In principle it is not allowed to feed the monkeys. However, there are locals at the entrance trying to sell you nuts. Many tourists are persuaded, which means the monkey get used to humans and get aggressive if they don’t get anything. Especially the monkeys at the end of the trail, as often there are no nuts left for them. There are plenty of fruit trees in the park that provide food for the monkeys. And nuts are not all that good for them either.
Our hotel was close to the Bijilo Forest and the monkeys woke us up every morning, running over the roof of our room.
Enjoy a day at the beach
The beaches are beautiful here. Pearly white sand, softly swaying palm trees, and inviting bars are easy to find. Locals walk around the beaches selling fruit, nuts or cool drinks. So called Gambia Bumsters love to chat to you (in the hope of a sale, or to offer themselves as a guide), but if you kindly, yet firmly, tell them you have no interest, they will no longer bother you.
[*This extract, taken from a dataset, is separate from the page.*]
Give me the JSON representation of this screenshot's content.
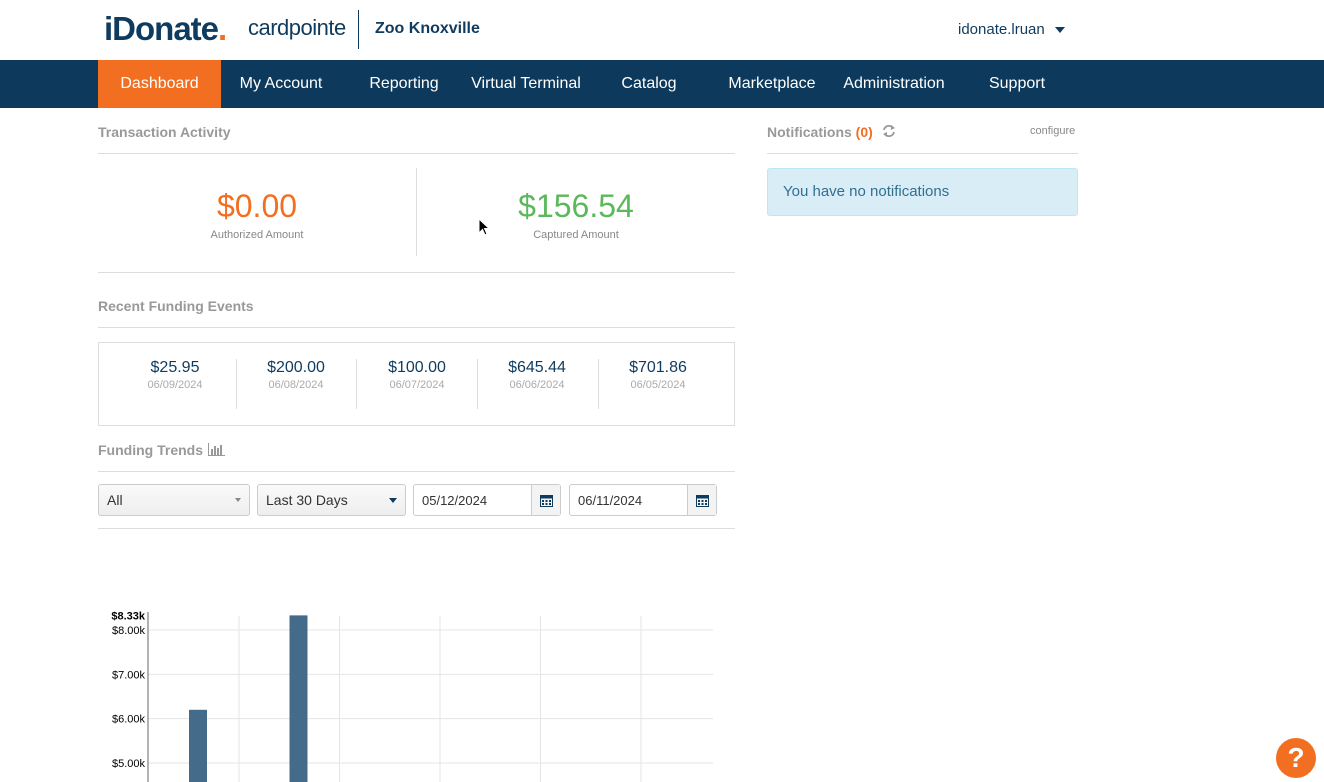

There is a good reason it is called The Smiling Coast of Africa.
Other nice beaches: Builo Beach, Paradise Beach in Sayang, and Kotu Beach.
Please take note of the flags and stay out of the water if the red flags are up. The Atlantic Ocean has a strong undercurrent here, so don’t get caught out.
There are a number of interesting sights in the seaside town of Bakau.
Visit the Kachikally Crocodile Pool and Museum
In a piece of rainforest lies a lake which is home to about 80 nile crocodiles. You can take a short walk through the rain forest. There are a lot of crocodiles gathered at the lake, but you might see one in the rainforest. I suspect they are fed well as they didn’t seem to fancy a bite of tourist.
The pond is one of the three holy places where fertility rituals are performed.
There is also a small African museum in the park.
Discover the public market
You haven’t been to the Gambia until you’ve visited a market. There is a bustling market in the centre of Bakau. Beautifully dressed Gambian women do their shopping here.
Watch the arrival of the fishing boats
You will also need to visit a fishing harbour at least once when you’re in the Gambia. At the end of the day, the men will arrive back with their catch in beautifully painted boats. The smell of fish meets you from a long way away. Corrugated sheets with drying fish are everywhere, and the women sell the fish their men have just brought in.
In the dark, dilapidated buildings the fish is smoked. In the meantime you hear the seagulls come screeching in across the beach, trying to get their share. You will find a similar scene on the beach of Tanji.
Beware: the Gambia is billed as “The Smiling Coast of Africa”, and they are super friendly in general. However, they don’t like their picture taken. So be discrete, and ask permission. They usually don’t mind after that.
Lose yourself in the largest market of The Gambia
Serrekunda is the largest city of the Gambia, and you really get a sense of the hectic life in an African city. The city is mostly famous because of its large market. Wander through the alleys and enjoy all the colours and scents. During the weekend you can also enjoy some Africa wrestling.
Explore the countryside
You enter a whole different world in Kotu. Green rice fields, jungle, palm plantations,... Taste a freshly tapped palm wine.
Only a few streets are paved. Once you leave the main road are the dirt roads. After a visit to the city you are covered in orange dust.
One of the few sights in the Arch 22, a 26-metre high triumph arch in memory of the military coup of 1994.
Get lost in the sights and sounds and scents of this busy market. Vegetables, fruit, fish, meat, and fake designer gear everywhere.
In addition to these the Gambia highlights, there are a few fun day trips you can do to fill your days in the Gambia. More about that in the next blogpost.
Like it? Pin it!
Looking for some more info?